Your copy should match the listing word for word, apart from the pictures, which are left out.

*** Begin section ***

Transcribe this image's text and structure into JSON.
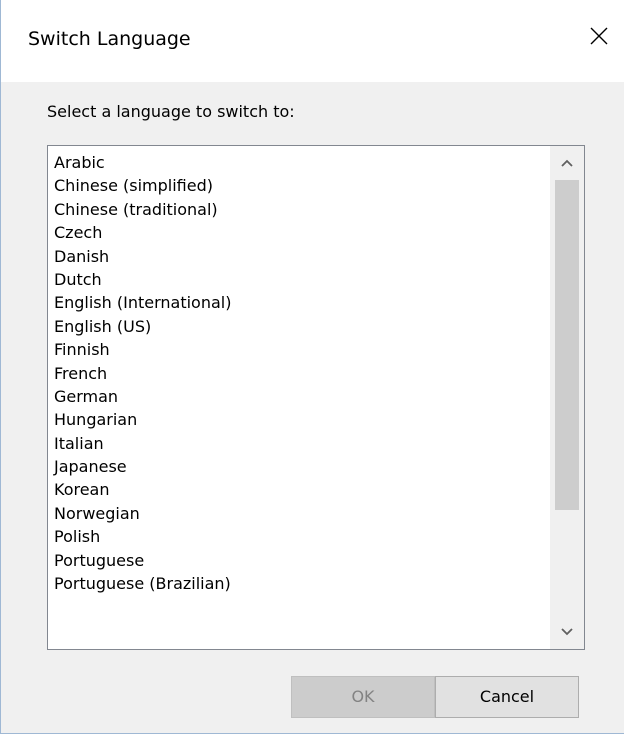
{
  "window": {
    "title": "Switch Language",
    "close_icon": "close-icon"
  },
  "instruction": "Select a language to switch to:",
  "languages": [
    "Arabic",
    "Chinese (simplified)",
    "Chinese (traditional)",
    "Czech",
    "Danish",
    "Dutch",
    "English (International)",
    "English (US)",
    "Finnish",
    "French",
    "German",
    "Hungarian",
    "Italian",
    "Japanese",
    "Korean",
    "Norwegian",
    "Polish",
    "Portuguese",
    "Portuguese (Brazilian)"
  ],
  "scrollbar": {
    "up_icon": "chevron-up-icon",
    "down_icon": "chevron-down-icon"
  },
  "buttons": {
    "ok_label": "OK",
    "ok_enabled": false,
    "cancel_label": "Cancel"
  },
  "colors": {
    "dialog_bg": "#f0f0f0",
    "title_bg": "#ffffff",
    "list_border": "#828790",
    "thumb": "#cdcdcd",
    "ok_disabled_text": "#838383"
  }
}
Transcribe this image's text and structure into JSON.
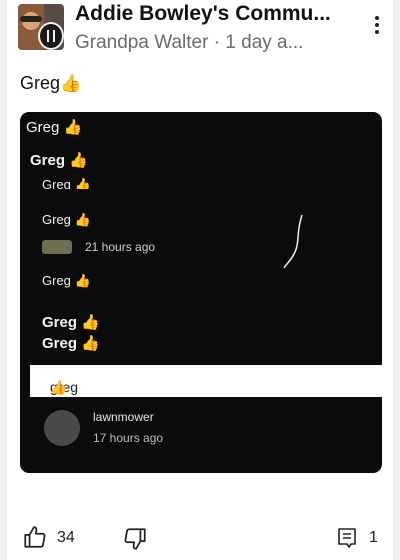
{
  "header": {
    "author": "Addie Bowley's Commu...",
    "meta": "Grandpa Walter · 1 day a..."
  },
  "post": {
    "text": "Greg",
    "emoji": "👍"
  },
  "image": {
    "lines": [
      "Greg",
      "Greg",
      "Greg",
      "Greg",
      "Greg",
      "Greg",
      "Greg"
    ],
    "emoji": "👍",
    "timestamp_1": "21 hours ago",
    "highlight_text": "greg",
    "commenter": "lawnmower",
    "timestamp_2": "17 hours ago"
  },
  "actions": {
    "like_count": "34",
    "comment_count": "1"
  }
}
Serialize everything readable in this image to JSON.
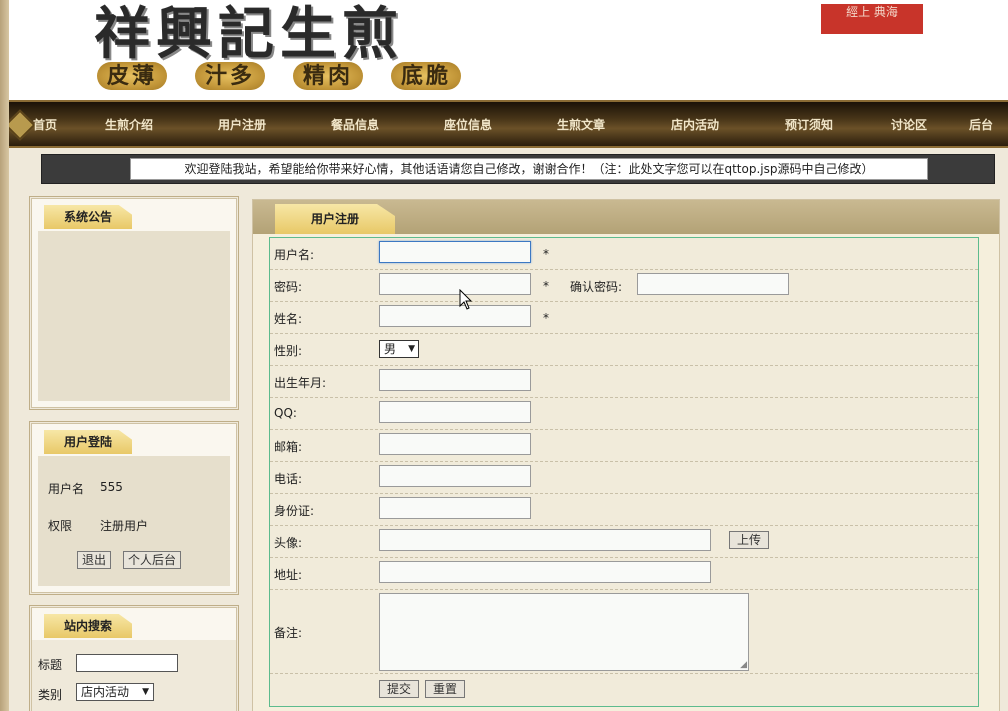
{
  "banner": {
    "title": "祥興記生煎",
    "tags": [
      "皮薄",
      "汁多",
      "精肉",
      "底脆"
    ],
    "seal": "經上 典海"
  },
  "nav": {
    "items": [
      "首页",
      "生煎介绍",
      "用户注册",
      "餐品信息",
      "座位信息",
      "生煎文章",
      "店内活动",
      "预订须知",
      "讨论区",
      "后台"
    ]
  },
  "notice": "欢迎登陆我站，希望能给你带来好心情，其他话语请您自己修改，谢谢合作！（注：此处文字您可以在qttop.jsp源码中自己修改）",
  "sidebar": {
    "announcement": {
      "title": "系统公告"
    },
    "login": {
      "title": "用户登陆",
      "username_label": "用户名",
      "username_value": "555",
      "role_label": "权限",
      "role_value": "注册用户",
      "logout_label": "退出",
      "backend_label": "个人后台"
    },
    "search": {
      "title": "站内搜索",
      "title_label": "标题",
      "title_value": "",
      "category_label": "类别",
      "category_value": "店内活动"
    }
  },
  "main": {
    "tab": "用户注册",
    "form": {
      "username_label": "用户名:",
      "password_label": "密码:",
      "confirm_label": "确认密码:",
      "name_label": "姓名:",
      "gender_label": "性别:",
      "gender_value": "男",
      "birth_label": "出生年月:",
      "qq_label": "QQ:",
      "email_label": "邮箱:",
      "phone_label": "电话:",
      "id_label": "身份证:",
      "avatar_label": "头像:",
      "upload_label": "上传",
      "address_label": "地址:",
      "remark_label": "备注:",
      "required_mark": "*",
      "submit_label": "提交",
      "reset_label": "重置"
    }
  },
  "colors": {
    "nav_text": "#f1e6c9",
    "form_border": "#5dbb8d",
    "tab_gold": "#e8c867"
  }
}
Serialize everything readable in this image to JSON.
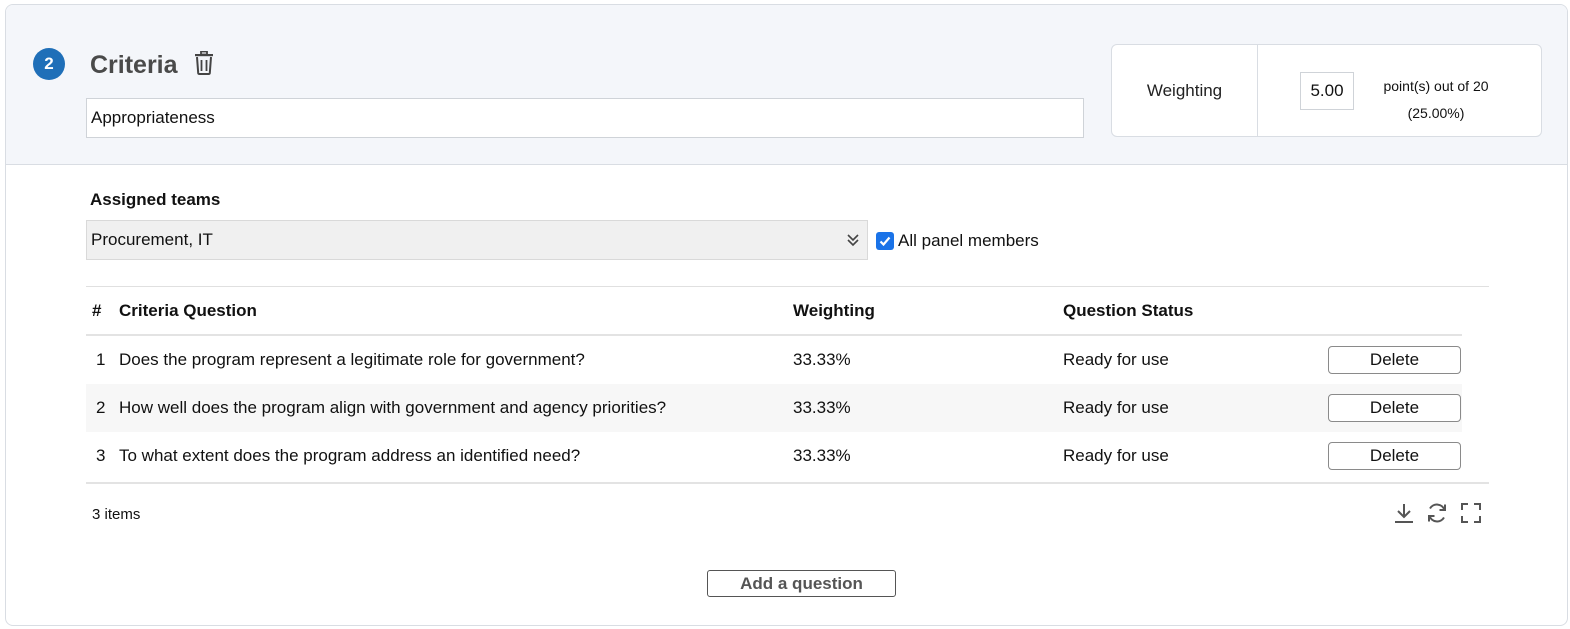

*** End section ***

■ **RESPONSE TO THIS TASK**
Transcribe this image's text and structure into JSON.
{
  "window": {
    "title": "Switch Language",
    "close_icon": "close-icon"
  },
  "instruction": "Select a language to switch to:",
  "languages": [
    "Arabic",
    "Chinese (simplified)",
    "Chinese (traditional)",
    "Czech",
    "Danish",
    "Dutch",
    "English (International)",
    "English (US)",
    "Finnish",
    "French",
    "German",
    "Hungarian",
    "Italian",
    "Japanese",
    "Korean",
    "Norwegian",
    "Polish",
    "Portuguese",
    "Portuguese (Brazilian)"
  ],
  "scrollbar": {
    "up_icon": "chevron-up-icon",
    "down_icon": "chevron-down-icon"
  },
  "buttons": {
    "ok_label": "OK",
    "ok_enabled": false,
    "cancel_label": "Cancel"
  },
  "colors": {
    "dialog_bg": "#f0f0f0",
    "title_bg": "#ffffff",
    "list_border": "#828790",
    "thumb": "#cdcdcd",
    "ok_disabled_text": "#838383"
  }
}
Transcribe this image's text and structure into JSON.
{
  "header": {
    "author": "Addie Bowley's Commu...",
    "meta": "Grandpa Walter · 1 day a..."
  },
  "post": {
    "text": "Greg",
    "emoji": "👍"
  },
  "image": {
    "lines": [
      "Greg",
      "Greg",
      "Greg",
      "Greg",
      "Greg",
      "Greg",
      "Greg"
    ],
    "emoji": "👍",
    "timestamp_1": "21 hours ago",
    "highlight_text": "greg",
    "commenter": "lawnmower",
    "timestamp_2": "17 hours ago"
  },
  "actions": {
    "like_count": "34",
    "comment_count": "1"
  }
}
Serialize everything readable in this image to JSON.
{
  "banner": {
    "title": "祥興記生煎",
    "tags": [
      "皮薄",
      "汁多",
      "精肉",
      "底脆"
    ],
    "seal": "經上 典海"
  },
  "nav": {
    "items": [
      "首页",
      "生煎介绍",
      "用户注册",
      "餐品信息",
      "座位信息",
      "生煎文章",
      "店内活动",
      "预订须知",
      "讨论区",
      "后台"
    ]
  },
  "notice": "欢迎登陆我站，希望能给你带来好心情，其他话语请您自己修改，谢谢合作！（注：此处文字您可以在qttop.jsp源码中自己修改）",
  "sidebar": {
    "announcement": {
      "title": "系统公告"
    },
    "login": {
      "title": "用户登陆",
      "username_label": "用户名",
      "username_value": "555",
      "role_label": "权限",
      "role_value": "注册用户",
      "logout_label": "退出",
      "backend_label": "个人后台"
    },
    "search": {
      "title": "站内搜索",
      "title_label": "标题",
      "title_value": "",
      "category_label": "类别",
      "category_value": "店内活动"
    }
  },
  "main": {
    "tab": "用户注册",
    "form": {
      "username_label": "用户名:",
      "password_label": "密码:",
      "confirm_label": "确认密码:",
      "name_label": "姓名:",
      "gender_label": "性别:",
      "gender_value": "男",
      "birth_label": "出生年月:",
      "qq_label": "QQ:",
      "email_label": "邮箱:",
      "phone_label": "电话:",
      "id_label": "身份证:",
      "avatar_label": "头像:",
      "upload_label": "上传",
      "address_label": "地址:",
      "remark_label": "备注:",
      "required_mark": "*",
      "submit_label": "提交",
      "reset_label": "重置"
    }
  },
  "colors": {
    "nav_text": "#f1e6c9",
    "form_border": "#5dbb8d",
    "tab_gold": "#e8c867"
  }
}
Serialize everything readable in this image to JSON.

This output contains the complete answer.